Consider seeking a third-party expert’s services or appointing an in-house data protection officer to ensure GDPR compliance and acquire specialized knowledge to further understand data processing requirements.

Axigen Product Security Capabilities Safeguard against GDPR Breaches

Use Axigen’s product security capabilities to prevent data leaks and breaches and implement protections for personal data in the following areas:

  • Protect end-user and administrator accounts
  • Implement data breach prevention and response and protect against malicious code
  • Use audit logging to monitor for potentially malicious activity and enable forensic analysis of data breaches
  • Consider implementing simple manual policies to identify and protect sensitive data
  • Prevent the most common attack vectors, including phishing emails and documents containing malicious links and attachments by activating Premium AntiVirus and AntiSpam layers.

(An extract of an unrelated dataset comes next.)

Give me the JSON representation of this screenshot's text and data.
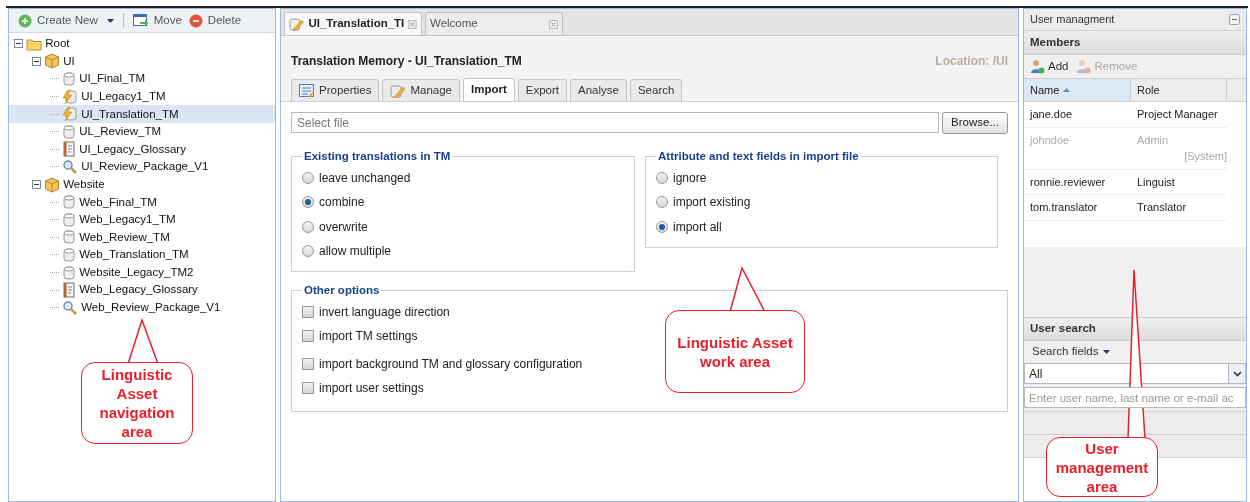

Further activities and implementations might be required on a case-by-case basis.

Identifying In-scope Content 

Axigen uses two primary storage repositories for end user-generated content:

  • mailboxes 
  • public folders.

Content stored in an individual user's mailbox

Each mailbox is uniquely associated with the specific user and represents their default repository within Axigen. The stored data in a user mailbox includes content created using WebMail, Outlook, Thunderbird, or any other end-user email client application tools (that connect to Axigen’s servers using POP, IMAP, SMTP, and others) as well as incoming email messages from other users from the same organization as well as external users. 

Examples of data beyond email messages include calendar items (meetings and appointments), contacts, tasks, and notes. Deleting an individual user's mailbox removes content generated by or sent directly to the user in the context of their mailbox. You can delete user mailboxes by using the Axigen WebAdmin or CLI interfaces. 

Content stored in public folders

Public folders are shared storage implementations that aren’t associated with a specific user. Instead, users have access to shared (public) folders to generate content. Client tools (for example, Axigen WebMail and IMAP Client apps) are the primary mechanism for managing content in public folders. The Axigen WebAdmin interface provides facilities for managing public folder objects but not individual content items within the public folder.

The primary requirement will be managing individual user mailbox content (this requirement can be easily addressed through WebAdmin or CLI tools that you regularly use to manage mailboxes). If you must process content across multiple mailboxes or types of resources, WebMail access using the postmaster account is the preferred mechanism within Axigen to identify in-scope content.

Removing Mailboxes

When an Axigen mailbox gets deleted, it will permanently remove (purge) all data associated with that mailbox. You can do that here, including finding how to edit an existing account or create a new one. 

Automatic Data Collection Reported to Axigen by the Axigen Server Software

The Axigen Privacy policy states how we collect and use personal data about our customers, in accordance with GDPR and other national implementing laws, regulations, and secondary legislature, when accessing the website or using the Software Product. We do not provide, sell, or make this information available, except in the case of a lawful intercept request.

Check back frequently for any changes to the privacy policy, as it can change without notice. 

Additional resources to check out:

Safeguard GDPR Compliance with a Mail Server Made in Europe

When collecting data, you must understand where this data is stored and how to easily move it. If a user asks for their data under GDPR, you must have the proper policies and procedures in place to comply, which can become difficult without the right solutions.

Thankfully, Axigen is a European business, therefore, it is fully GDPR compliant and experienced in dealing with requirements. Remember, there is no completely secure system anywhere in the world. However, a highly secure email server with comprehensive packages covering security from all layers is possible with Axigen.